--- START ---

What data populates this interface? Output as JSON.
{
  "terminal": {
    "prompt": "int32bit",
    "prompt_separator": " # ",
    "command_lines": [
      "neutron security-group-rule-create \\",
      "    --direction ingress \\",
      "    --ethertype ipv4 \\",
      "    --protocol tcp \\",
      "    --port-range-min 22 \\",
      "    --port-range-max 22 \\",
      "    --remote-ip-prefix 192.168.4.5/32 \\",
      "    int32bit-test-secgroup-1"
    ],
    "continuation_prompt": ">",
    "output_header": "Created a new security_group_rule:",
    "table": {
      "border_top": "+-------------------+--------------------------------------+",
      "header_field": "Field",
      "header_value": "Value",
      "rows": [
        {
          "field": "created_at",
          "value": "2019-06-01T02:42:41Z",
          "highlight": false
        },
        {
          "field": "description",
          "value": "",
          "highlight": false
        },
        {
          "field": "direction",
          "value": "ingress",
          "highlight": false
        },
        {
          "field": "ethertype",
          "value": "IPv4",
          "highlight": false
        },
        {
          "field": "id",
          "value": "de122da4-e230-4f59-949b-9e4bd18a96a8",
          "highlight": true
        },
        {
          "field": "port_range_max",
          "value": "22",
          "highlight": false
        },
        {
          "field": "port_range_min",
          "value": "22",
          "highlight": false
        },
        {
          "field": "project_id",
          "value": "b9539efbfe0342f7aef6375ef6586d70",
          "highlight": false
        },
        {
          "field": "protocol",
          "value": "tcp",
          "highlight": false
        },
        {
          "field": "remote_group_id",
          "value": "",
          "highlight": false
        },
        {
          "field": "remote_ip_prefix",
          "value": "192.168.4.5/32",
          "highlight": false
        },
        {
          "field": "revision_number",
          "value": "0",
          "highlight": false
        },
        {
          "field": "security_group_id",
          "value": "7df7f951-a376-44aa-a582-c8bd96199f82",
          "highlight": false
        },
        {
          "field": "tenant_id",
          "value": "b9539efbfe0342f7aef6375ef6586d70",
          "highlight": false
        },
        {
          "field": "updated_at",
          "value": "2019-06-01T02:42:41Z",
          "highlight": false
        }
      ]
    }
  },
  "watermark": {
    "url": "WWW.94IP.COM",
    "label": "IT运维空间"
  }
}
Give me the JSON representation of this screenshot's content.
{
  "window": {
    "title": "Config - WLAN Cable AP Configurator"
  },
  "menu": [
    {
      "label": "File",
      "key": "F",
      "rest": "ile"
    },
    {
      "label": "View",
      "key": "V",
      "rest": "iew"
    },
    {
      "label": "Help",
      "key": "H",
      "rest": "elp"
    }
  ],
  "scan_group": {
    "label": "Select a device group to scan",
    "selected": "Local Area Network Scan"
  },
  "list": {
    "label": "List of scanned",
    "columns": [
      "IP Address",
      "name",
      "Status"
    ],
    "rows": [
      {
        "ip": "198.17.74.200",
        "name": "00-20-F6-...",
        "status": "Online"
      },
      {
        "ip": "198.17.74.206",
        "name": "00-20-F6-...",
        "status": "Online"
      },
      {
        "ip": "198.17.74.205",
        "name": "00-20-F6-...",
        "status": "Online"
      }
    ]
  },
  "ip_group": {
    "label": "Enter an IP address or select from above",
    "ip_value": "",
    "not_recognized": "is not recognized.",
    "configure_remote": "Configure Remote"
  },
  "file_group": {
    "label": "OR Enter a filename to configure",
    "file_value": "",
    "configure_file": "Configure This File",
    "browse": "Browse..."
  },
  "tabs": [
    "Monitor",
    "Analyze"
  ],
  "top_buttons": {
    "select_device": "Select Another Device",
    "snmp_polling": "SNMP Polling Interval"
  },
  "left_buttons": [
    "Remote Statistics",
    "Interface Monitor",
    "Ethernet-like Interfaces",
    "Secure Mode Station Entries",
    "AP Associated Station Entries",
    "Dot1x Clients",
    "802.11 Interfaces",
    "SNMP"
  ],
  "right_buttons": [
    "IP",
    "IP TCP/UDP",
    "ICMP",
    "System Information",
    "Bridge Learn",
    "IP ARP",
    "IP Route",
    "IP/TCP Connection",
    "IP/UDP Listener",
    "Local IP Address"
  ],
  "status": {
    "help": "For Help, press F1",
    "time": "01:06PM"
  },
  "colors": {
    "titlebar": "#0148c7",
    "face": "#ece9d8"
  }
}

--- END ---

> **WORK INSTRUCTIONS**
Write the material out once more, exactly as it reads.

> **RESULT OF THE EXERCISE**
What data populates this interface? Output as JSON.
{
  "terminal": {
    "prompt": "int32bit",
    "prompt_separator": " # ",
    "command_lines": [
      "neutron security-group-rule-create \\",
      "    --direction ingress \\",
      "    --ethertype ipv4 \\",
      "    --protocol tcp \\",
      "    --port-range-min 22 \\",
      "    --port-range-max 22 \\",
      "    --remote-ip-prefix 192.168.4.5/32 \\",
      "    int32bit-test-secgroup-1"
    ],
    "continuation_prompt": ">",
    "output_header": "Created a new security_group_rule:",
    "table": {
      "border_top": "+-------------------+--------------------------------------+",
      "header_field": "Field",
      "header_value": "Value",
      "rows": [
        {
          "field": "created_at",
          "value": "2019-06-01T02:42:41Z",
          "highlight": false
        },
        {
          "field": "description",
          "value": "",
          "highlight": false
        },
        {
          "field": "direction",
          "value": "ingress",
          "highlight": false
        },
        {
          "field": "ethertype",
          "value": "IPv4",
          "highlight": false
        },
        {
          "field": "id",
          "value": "de122da4-e230-4f59-949b-9e4bd18a96a8",
          "highlight": true
        },
        {
          "field": "port_range_max",
          "value": "22",
          "highlight": false
        },
        {
          "field": "port_range_min",
          "value": "22",
          "highlight": false
        },
        {
          "field": "project_id",
          "value": "b9539efbfe0342f7aef6375ef6586d70",
          "highlight": false
        },
        {
          "field": "protocol",
          "value": "tcp",
          "highlight": false
        },
        {
          "field": "remote_group_id",
          "value": "",
          "highlight": false
        },
        {
          "field": "remote_ip_prefix",
          "value": "192.168.4.5/32",
          "highlight": false
        },
        {
          "field": "revision_number",
          "value": "0",
          "highlight": false
        },
        {
          "field": "security_group_id",
          "value": "7df7f951-a376-44aa-a582-c8bd96199f82",
          "highlight": false
        },
        {
          "field": "tenant_id",
          "value": "b9539efbfe0342f7aef6375ef6586d70",
          "highlight": false
        },
        {
          "field": "updated_at",
          "value": "2019-06-01T02:42:41Z",
          "highlight": false
        }
      ]
    }
  },
  "watermark": {
    "url": "WWW.94IP.COM",
    "label": "IT运维空间"
  }
}
Give me the JSON representation of this screenshot's content.
{
  "window": {
    "title": "Config - WLAN Cable AP Configurator"
  },
  "menu": [
    {
      "label": "File",
      "key": "F",
      "rest": "ile"
    },
    {
      "label": "View",
      "key": "V",
      "rest": "iew"
    },
    {
      "label": "Help",
      "key": "H",
      "rest": "elp"
    }
  ],
  "scan_group": {
    "label": "Select a device group to scan",
    "selected": "Local Area Network Scan"
  },
  "list": {
    "label": "List of scanned",
    "columns": [
      "IP Address",
      "name",
      "Status"
    ],
    "rows": [
      {
        "ip": "198.17.74.200",
        "name": "00-20-F6-...",
        "status": "Online"
      },
      {
        "ip": "198.17.74.206",
        "name": "00-20-F6-...",
        "status": "Online"
      },
      {
        "ip": "198.17.74.205",
        "name": "00-20-F6-...",
        "status": "Online"
      }
    ]
  },
  "ip_group": {
    "label": "Enter an IP address or select from above",
    "ip_value": "",
    "not_recognized": "is not recognized.",
    "configure_remote": "Configure Remote"
  },
  "file_group": {
    "label": "OR Enter a filename to configure",
    "file_value": "",
    "configure_file": "Configure This File",
    "browse": "Browse..."
  },
  "tabs": [
    "Monitor",
    "Analyze"
  ],
  "top_buttons": {
    "select_device": "Select Another Device",
    "snmp_polling": "SNMP Polling Interval"
  },
  "left_buttons": [
    "Remote Statistics",
    "Interface Monitor",
    "Ethernet-like Interfaces",
    "Secure Mode Station Entries",
    "AP Associated Station Entries",
    "Dot1x Clients",
    "802.11 Interfaces",
    "SNMP"
  ],
  "right_buttons": [
    "IP",
    "IP TCP/UDP",
    "ICMP",
    "System Information",
    "Bridge Learn",
    "IP ARP",
    "IP Route",
    "IP/TCP Connection",
    "IP/UDP Listener",
    "Local IP Address"
  ],
  "status": {
    "help": "For Help, press F1",
    "time": "01:06PM"
  },
  "colors": {
    "titlebar": "#0148c7",
    "face": "#ece9d8"
  }
}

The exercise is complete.